4. Vijay R, Guthmiller JJ, Sturtz AJ, Surette FA, Rogers KJ, Sompallae RR, Li F, Pope RL, Chan JA, de Labastida Rivera F, Andrew D, Webb L, Maury WJ, Xue HH, Engwerda CR, McCarthy JS, Boyle MJ, Butler NS. Infection-induced plasmablasts are a nutrient sink that impairs humoral immunity to malaria. Nat Immunol. 2020;21(7):790-801. PMID: 32424361
5. Watts RE, Odedra A, Marquart L, Webb L, Abd-Rahman AN, Cascales L, Chalon S, Rebelo M, Pava Z, Collins KA, Pasay C, Chen N, Peatey CL, Mohrle JJ, McCarthy JS. Safety and parasite clearance of artemisinin-resistant Plasmodium falciparum infection: A pilot and a randomised volunteer infection study in Australia. PLoS Med. 2020;17(8):e1003203. PMID: 32822347
6. Cao P, Collins KA, Zaloumis S, Wattanakul T, Tarning J, Simpson JA, McCarthy J, McCaw JM. Modeling the dynamics of Plasmodium falciparum gametocytes in humans during malaria infection. Elife. 2019 Oct 29;8:e49058. PMID: 31658944
7. Collins KA, Wang CY, Adams M, Mitchell H, Rampton M, Elliott S, Reuling IJ, Bousema T, Sauerwein R, Chalon S, Mohrle JJ, McCarthy JS. A controlled human malaria infection model enabling evaluation of transmission-blocking interventions. J Clin Invest. 2018;128(4):1551-62. PMID: 29389671
8. Rutledge GG, Bohme U, Sanders M, Reid AJ, Cotton JA, Maiga-Ascofare O, Djimde AA, Apinjoh TO, Amenga-Etego L, Manske M, Barnwell JW, Renaud F, Ollomo B, Prugnolle F, Anstey NM, Auburn S, Price RN, McCarthy JS, Kwiatkowski DP, Newbold CI, Berriman M, Otto TD. Plasmodium malariae and P. ovale genomes provide insights into malaria parasite evolution. Nature. 2017;542(7639):101-4. PMID: 28117441
9. Farid R, Dixon MW, Tilley L, McCarthy JS. Initiation of gametocytogenesis at very low parasite density in Plasmodium falciparum infection. J Infect Dis. 2017;215(7):1167-74. PMID: 28498997

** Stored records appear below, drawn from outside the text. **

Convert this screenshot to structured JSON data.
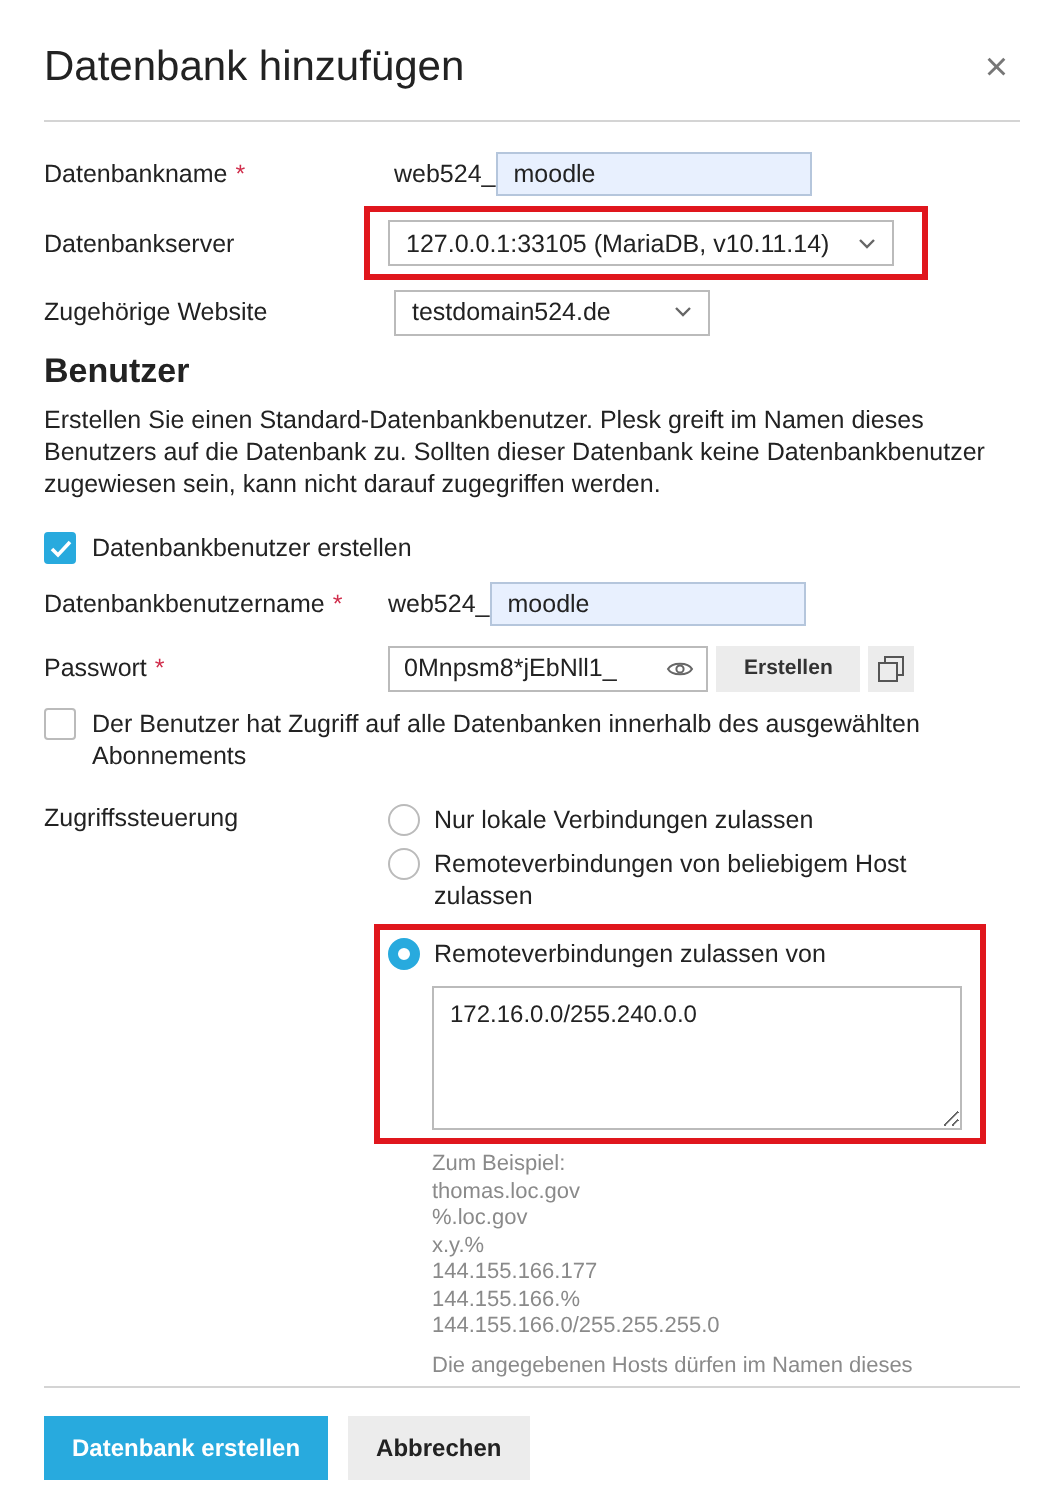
{
  "dialog": {
    "title": "Datenbank hinzufügen",
    "close": "×"
  },
  "fields": [
    {
      "kind": "prefixed",
      "label": "Datenbankname",
      "required_mark": "*",
      "prefix": "web524_",
      "value": "moodle",
      "highlighted": false
    },
    {
      "kind": "select",
      "label": "Datenbankserver",
      "value": "127.0.0.1:33105 (MariaDB, v10.11.14)",
      "highlighted": true
    },
    {
      "kind": "select",
      "label": "Zugehörige Website",
      "value": "testdomain524.de",
      "highlighted": false
    }
  ],
  "user_section": {
    "heading": "Benutzer",
    "description": "Erstellen Sie einen Standard-Datenbankbenutzer. Plesk greift im Namen dieses Benutzers auf die Datenbank zu. Sollten dieser Datenbank keine Datenbankbenutzer zugewiesen sein, kann nicht darauf zugegriffen werden.",
    "create_user": {
      "label": "Datenbankbenutzer erstellen",
      "checked": true
    },
    "username": {
      "label": "Datenbankbenutzername",
      "required_mark": "*",
      "prefix": "web524_",
      "value": "moodle"
    },
    "password": {
      "label": "Passwort",
      "required_mark": "*",
      "value": "0Mnpsm8*jEbNll1_",
      "generate_button": "Erstellen"
    },
    "all_databases": {
      "label": "Der Benutzer hat Zugriff auf alle Datenbanken innerhalb des ausgewählten Abonnements",
      "checked": false
    },
    "access": {
      "label": "Zugriffssteuerung",
      "options": [
        {
          "label": "Nur lokale Verbindungen zulassen",
          "selected": false,
          "highlighted": false
        },
        {
          "label": "Remoteverbindungen von beliebigem Host zulassen",
          "selected": false,
          "highlighted": false
        },
        {
          "label": "Remoteverbindungen zulassen von",
          "selected": true,
          "highlighted": true,
          "value": "172.16.0.0/255.240.0.0"
        }
      ],
      "hint_lines": [
        "Zum Beispiel:",
        "thomas.loc.gov",
        "%.loc.gov",
        "x.y.%",
        "144.155.166.177",
        "144.155.166.%",
        "144.155.166.0/255.255.255.0"
      ],
      "note": "Die angegebenen Hosts dürfen im Namen dieses"
    }
  },
  "buttons": [
    {
      "label": "Datenbank erstellen",
      "kind": "primary"
    },
    {
      "label": "Abbrechen",
      "kind": "secondary"
    }
  ]
}
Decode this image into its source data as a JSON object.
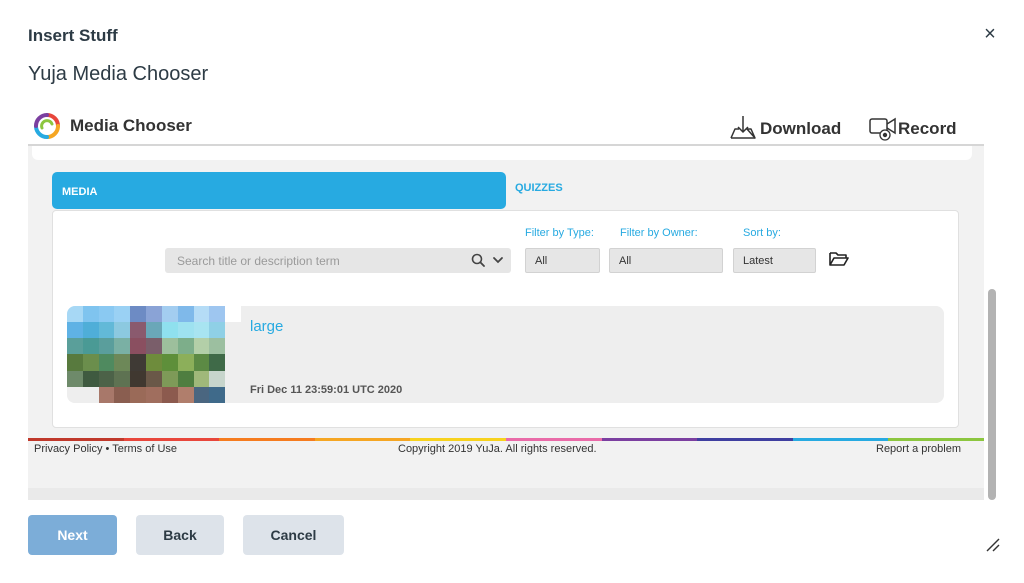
{
  "dialog": {
    "title": "Insert Stuff",
    "close_label": "×",
    "section_title": "Yuja Media Chooser"
  },
  "chooser": {
    "header_title": "Media Chooser",
    "download_label": "Download",
    "record_label": "Record",
    "tabs": [
      {
        "label": "MEDIA",
        "active": true
      },
      {
        "label": "QUIZZES",
        "active": false
      }
    ],
    "search": {
      "placeholder": "Search title or description term"
    },
    "filters": {
      "type_label": "Filter by Type:",
      "type_value": "All",
      "owner_label": "Filter by Owner:",
      "owner_value": "All",
      "sort_label": "Sort by:",
      "sort_value": "Latest"
    },
    "items": [
      {
        "title": "large",
        "date": "Fri Dec 11 23:59:01 UTC 2020"
      }
    ],
    "footer": {
      "privacy": "Privacy Policy",
      "separator": " • ",
      "terms": "Terms of Use",
      "copyright": "Copyright 2019 YuJa. All rights reserved.",
      "report": "Report a problem"
    }
  },
  "buttons": {
    "next": "Next",
    "back": "Back",
    "cancel": "Cancel"
  },
  "colors": {
    "accent": "#27aae1",
    "next_button": "#7cadd8",
    "secondary_button": "#dde3ea",
    "text": "#2d3b45"
  },
  "icons": [
    "logo-icon",
    "download-icon",
    "record-icon",
    "search-icon",
    "chevron-down-icon",
    "folder-icon",
    "close-icon",
    "resize-grip-icon"
  ]
}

The gametocyte stages of development represent a bottleneck in the malaria lifecycle with only a proportion (~10%) of the parasite population committing to sexual development.
This makes the gametocyte an attractive drug target, as disruption of gametocyte development by a drug or vaccine would stop transmission. Using a combination of in vitro and ex vivo experiments and examination of ex vivo samples from experimental malaria infection studies, we will investigate the effects these drugs and vaccines have on male and female gametocytes.
In addition, we will directly test how drug treatment affects transmission by mosquitos. The development and study of transmission-blocking drugs and vaccines will be essential in the fight to eliminate malaria.
Team member: Matthew Dixon
Gametocyte maturation and development is critical for survival within the host and disease transmission. Inhibition of this development would ablate disease transmission. This transformation sees an amoeboid-shaped asexual stage parasite morph into a banana-shaped sexual stage parasite, which is essential to disease transmission.
Despite the importance of this stage of the parasite we understand very little about its unique biology. This unique shape is driven by the assembly of a membrane complex termed the inner membrane complex and the elaboration of a dense microtubule cytoskeleton that drives the unique gametocyte shape.
In this project we are interested in determining the cellular and molecular players driving this shape change and how this influences survival within the host and mosquito transmission.
Team member: Matthew Dixon
The ability of the malaria parasite to survive within the host relies on its ability to renovate its RBC home.
This renovation is facilitated by the export of proteins into the host cell, where they modify the RBC’s properties making them rigid and prone to clearance by the spleen. To avoid clearance the parasite builds a multi-protein complex at the RBC surface called the virulence complex consisting of the knob protein KAHRP and the adhesin (PfEMP1).
We are interested in understanding how this complex is assembled and defining its molecular structure.
Team members: Matthew Dixon, Mohini Shibu